__TASK INSTRUCTIONS__. The answer must be the complete listing, copied exactly.
+++
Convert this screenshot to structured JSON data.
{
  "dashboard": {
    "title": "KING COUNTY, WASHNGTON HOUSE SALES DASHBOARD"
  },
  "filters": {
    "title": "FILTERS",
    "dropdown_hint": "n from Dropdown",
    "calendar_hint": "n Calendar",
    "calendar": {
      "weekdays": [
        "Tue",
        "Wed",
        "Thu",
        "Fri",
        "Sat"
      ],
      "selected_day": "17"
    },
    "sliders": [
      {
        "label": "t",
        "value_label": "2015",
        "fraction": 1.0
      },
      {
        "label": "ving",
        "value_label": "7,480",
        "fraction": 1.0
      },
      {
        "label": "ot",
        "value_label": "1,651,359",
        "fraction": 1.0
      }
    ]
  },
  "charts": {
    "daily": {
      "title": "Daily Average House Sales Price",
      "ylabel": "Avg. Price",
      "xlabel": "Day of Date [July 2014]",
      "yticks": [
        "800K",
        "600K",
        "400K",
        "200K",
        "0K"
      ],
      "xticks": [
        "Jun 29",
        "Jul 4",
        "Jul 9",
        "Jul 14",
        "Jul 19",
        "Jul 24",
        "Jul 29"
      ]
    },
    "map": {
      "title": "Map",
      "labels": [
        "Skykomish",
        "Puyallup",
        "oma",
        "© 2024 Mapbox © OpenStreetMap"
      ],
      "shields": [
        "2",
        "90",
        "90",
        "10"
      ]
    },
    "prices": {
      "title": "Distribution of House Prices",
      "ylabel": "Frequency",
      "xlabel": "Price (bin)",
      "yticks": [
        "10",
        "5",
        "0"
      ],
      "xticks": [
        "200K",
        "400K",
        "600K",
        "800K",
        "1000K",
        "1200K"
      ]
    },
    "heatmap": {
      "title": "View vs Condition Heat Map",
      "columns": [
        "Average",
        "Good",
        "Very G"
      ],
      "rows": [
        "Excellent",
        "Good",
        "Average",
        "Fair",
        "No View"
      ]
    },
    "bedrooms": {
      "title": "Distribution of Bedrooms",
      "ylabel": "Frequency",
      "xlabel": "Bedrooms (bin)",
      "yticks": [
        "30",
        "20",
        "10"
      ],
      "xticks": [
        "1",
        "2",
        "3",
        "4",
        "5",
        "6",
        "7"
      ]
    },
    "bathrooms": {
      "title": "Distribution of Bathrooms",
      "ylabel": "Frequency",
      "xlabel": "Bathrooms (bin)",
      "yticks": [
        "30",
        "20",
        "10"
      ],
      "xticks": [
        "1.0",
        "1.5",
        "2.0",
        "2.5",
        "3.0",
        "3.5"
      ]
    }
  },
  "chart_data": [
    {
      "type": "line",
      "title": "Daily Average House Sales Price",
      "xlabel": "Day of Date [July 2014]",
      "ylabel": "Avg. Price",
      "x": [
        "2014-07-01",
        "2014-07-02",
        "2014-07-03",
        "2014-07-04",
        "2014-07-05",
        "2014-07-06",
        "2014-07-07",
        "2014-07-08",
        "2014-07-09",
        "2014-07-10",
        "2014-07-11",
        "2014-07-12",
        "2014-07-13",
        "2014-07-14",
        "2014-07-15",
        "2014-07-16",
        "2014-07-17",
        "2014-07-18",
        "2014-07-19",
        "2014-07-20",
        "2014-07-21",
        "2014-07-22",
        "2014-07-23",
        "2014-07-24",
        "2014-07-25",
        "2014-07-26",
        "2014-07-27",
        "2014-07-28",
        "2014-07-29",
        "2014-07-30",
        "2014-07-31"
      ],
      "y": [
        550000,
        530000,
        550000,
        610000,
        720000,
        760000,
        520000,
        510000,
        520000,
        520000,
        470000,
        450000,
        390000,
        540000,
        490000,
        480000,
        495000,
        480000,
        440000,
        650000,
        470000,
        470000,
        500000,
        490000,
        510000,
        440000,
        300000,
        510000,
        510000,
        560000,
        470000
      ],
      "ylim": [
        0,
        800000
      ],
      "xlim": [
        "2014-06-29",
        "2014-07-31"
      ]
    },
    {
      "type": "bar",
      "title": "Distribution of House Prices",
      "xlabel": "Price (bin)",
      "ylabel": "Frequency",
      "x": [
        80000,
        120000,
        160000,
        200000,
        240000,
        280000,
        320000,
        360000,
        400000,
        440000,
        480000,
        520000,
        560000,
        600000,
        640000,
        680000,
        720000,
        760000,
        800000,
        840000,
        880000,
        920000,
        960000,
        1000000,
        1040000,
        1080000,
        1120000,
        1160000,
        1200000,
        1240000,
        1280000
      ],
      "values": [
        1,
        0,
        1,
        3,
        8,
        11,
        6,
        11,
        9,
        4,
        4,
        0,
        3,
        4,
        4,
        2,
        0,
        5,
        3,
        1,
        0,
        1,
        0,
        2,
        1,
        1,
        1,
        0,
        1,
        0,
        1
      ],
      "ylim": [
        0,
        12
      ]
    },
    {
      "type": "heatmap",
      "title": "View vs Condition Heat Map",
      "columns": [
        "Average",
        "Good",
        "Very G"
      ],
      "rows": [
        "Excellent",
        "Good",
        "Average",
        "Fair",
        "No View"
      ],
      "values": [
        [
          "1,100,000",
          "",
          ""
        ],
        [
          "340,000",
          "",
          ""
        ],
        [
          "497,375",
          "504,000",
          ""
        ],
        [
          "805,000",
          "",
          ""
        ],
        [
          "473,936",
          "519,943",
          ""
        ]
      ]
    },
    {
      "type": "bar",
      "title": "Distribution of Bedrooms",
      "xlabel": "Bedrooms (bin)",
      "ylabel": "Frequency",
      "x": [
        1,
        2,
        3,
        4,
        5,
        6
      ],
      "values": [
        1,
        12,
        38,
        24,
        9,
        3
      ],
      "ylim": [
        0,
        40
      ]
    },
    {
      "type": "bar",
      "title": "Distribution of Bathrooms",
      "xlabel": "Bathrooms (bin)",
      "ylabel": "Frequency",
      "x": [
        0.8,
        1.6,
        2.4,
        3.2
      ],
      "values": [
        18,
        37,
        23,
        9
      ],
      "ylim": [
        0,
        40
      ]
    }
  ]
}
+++
__REPLY TO THE EXERCISE__.
Convert this screenshot to structured JSON data.
{
  "dashboard": {
    "title": "KING COUNTY, WASHNGTON HOUSE SALES DASHBOARD"
  },
  "filters": {
    "title": "FILTERS",
    "dropdown_hint": "n from Dropdown",
    "calendar_hint": "n Calendar",
    "calendar": {
      "weekdays": [
        "Tue",
        "Wed",
        "Thu",
        "Fri",
        "Sat"
      ],
      "selected_day": "17"
    },
    "sliders": [
      {
        "label": "t",
        "value_label": "2015",
        "fraction": 1.0
      },
      {
        "label": "ving",
        "value_label": "7,480",
        "fraction": 1.0
      },
      {
        "label": "ot",
        "value_label": "1,651,359",
        "fraction": 1.0
      }
    ]
  },
  "charts": {
    "daily": {
      "title": "Daily Average House Sales Price",
      "ylabel": "Avg. Price",
      "xlabel": "Day of Date [July 2014]",
      "yticks": [
        "800K",
        "600K",
        "400K",
        "200K",
        "0K"
      ],
      "xticks": [
        "Jun 29",
        "Jul 4",
        "Jul 9",
        "Jul 14",
        "Jul 19",
        "Jul 24",
        "Jul 29"
      ]
    },
    "map": {
      "title": "Map",
      "labels": [
        "Skykomish",
        "Puyallup",
        "oma",
        "© 2024 Mapbox © OpenStreetMap"
      ],
      "shields": [
        "2",
        "90",
        "90",
        "10"
      ]
    },
    "prices": {
      "title": "Distribution of House Prices",
      "ylabel": "Frequency",
      "xlabel": "Price (bin)",
      "yticks": [
        "10",
        "5",
        "0"
      ],
      "xticks": [
        "200K",
        "400K",
        "600K",
        "800K",
        "1000K",
        "1200K"
      ]
    },
    "heatmap": {
      "title": "View vs Condition Heat Map",
      "columns": [
        "Average",
        "Good",
        "Very G"
      ],
      "rows": [
        "Excellent",
        "Good",
        "Average",
        "Fair",
        "No View"
      ]
    },
    "bedrooms": {
      "title": "Distribution of Bedrooms",
      "ylabel": "Frequency",
      "xlabel": "Bedrooms (bin)",
      "yticks": [
        "30",
        "20",
        "10"
      ],
      "xticks": [
        "1",
        "2",
        "3",
        "4",
        "5",
        "6",
        "7"
      ]
    },
    "bathrooms": {
      "title": "Distribution of Bathrooms",
      "ylabel": "Frequency",
      "xlabel": "Bathrooms (bin)",
      "yticks": [
        "30",
        "20",
        "10"
      ],
      "xticks": [
        "1.0",
        "1.5",
        "2.0",
        "2.5",
        "3.0",
        "3.5"
      ]
    }
  },
  "chart_data": [
    {
      "type": "line",
      "title": "Daily Average House Sales Price",
      "xlabel": "Day of Date [July 2014]",
      "ylabel": "Avg. Price",
      "x": [
        "2014-07-01",
        "2014-07-02",
        "2014-07-03",
        "2014-07-04",
        "2014-07-05",
        "2014-07-06",
        "2014-07-07",
        "2014-07-08",
        "2014-07-09",
        "2014-07-10",
        "2014-07-11",
        "2014-07-12",
        "2014-07-13",
        "2014-07-14",
        "2014-07-15",
        "2014-07-16",
        "2014-07-17",
        "2014-07-18",
        "2014-07-19",
        "2014-07-20",
        "2014-07-21",
        "2014-07-22",
        "2014-07-23",
        "2014-07-24",
        "2014-07-25",
        "2014-07-26",
        "2014-07-27",
        "2014-07-28",
        "2014-07-29",
        "2014-07-30",
        "2014-07-31"
      ],
      "y": [
        550000,
        530000,
        550000,
        610000,
        720000,
        760000,
        520000,
        510000,
        520000,
        520000,
        470000,
        450000,
        390000,
        540000,
        490000,
        480000,
        495000,
        480000,
        440000,
        650000,
        470000,
        470000,
        500000,
        490000,
        510000,
        440000,
        300000,
        510000,
        510000,
        560000,
        470000
      ],
      "ylim": [
        0,
        800000
      ],
      "xlim": [
        "2014-06-29",
        "2014-07-31"
      ]
    },
    {
      "type": "bar",
      "title": "Distribution of House Prices",
      "xlabel": "Price (bin)",
      "ylabel": "Frequency",
      "x": [
        80000,
        120000,
        160000,
        200000,
        240000,
        280000,
        320000,
        360000,
        400000,
        440000,
        480000,
        520000,
        560000,
        600000,
        640000,
        680000,
        720000,
        760000,
        800000,
        840000,
        880000,
        920000,
        960000,
        1000000,
        1040000,
        1080000,
        1120000,
        1160000,
        1200000,
        1240000,
        1280000
      ],
      "values": [
        1,
        0,
        1,
        3,
        8,
        11,
        6,
        11,
        9,
        4,
        4,
        0,
        3,
        4,
        4,
        2,
        0,
        5,
        3,
        1,
        0,
        1,
        0,
        2,
        1,
        1,
        1,
        0,
        1,
        0,
        1
      ],
      "ylim": [
        0,
        12
      ]
    },
    {
      "type": "heatmap",
      "title": "View vs Condition Heat Map",
      "columns": [
        "Average",
        "Good",
        "Very G"
      ],
      "rows": [
        "Excellent",
        "Good",
        "Average",
        "Fair",
        "No View"
      ],
      "values": [
        [
          "1,100,000",
          "",
          ""
        ],
        [
          "340,000",
          "",
          ""
        ],
        [
          "497,375",
          "504,000",
          ""
        ],
        [
          "805,000",
          "",
          ""
        ],
        [
          "473,936",
          "519,943",
          ""
        ]
      ]
    },
    {
      "type": "bar",
      "title": "Distribution of Bedrooms",
      "xlabel": "Bedrooms (bin)",
      "ylabel": "Frequency",
      "x": [
        1,
        2,
        3,
        4,
        5,
        6
      ],
      "values": [
        1,
        12,
        38,
        24,
        9,
        3
      ],
      "ylim": [
        0,
        40
      ]
    },
    {
      "type": "bar",
      "title": "Distribution of Bathrooms",
      "xlabel": "Bathrooms (bin)",
      "ylabel": "Frequency",
      "x": [
        0.8,
        1.6,
        2.4,
        3.2
      ],
      "values": [
        18,
        37,
        23,
        9
      ],
      "ylim": [
        0,
        40
      ]
    }
  ]
}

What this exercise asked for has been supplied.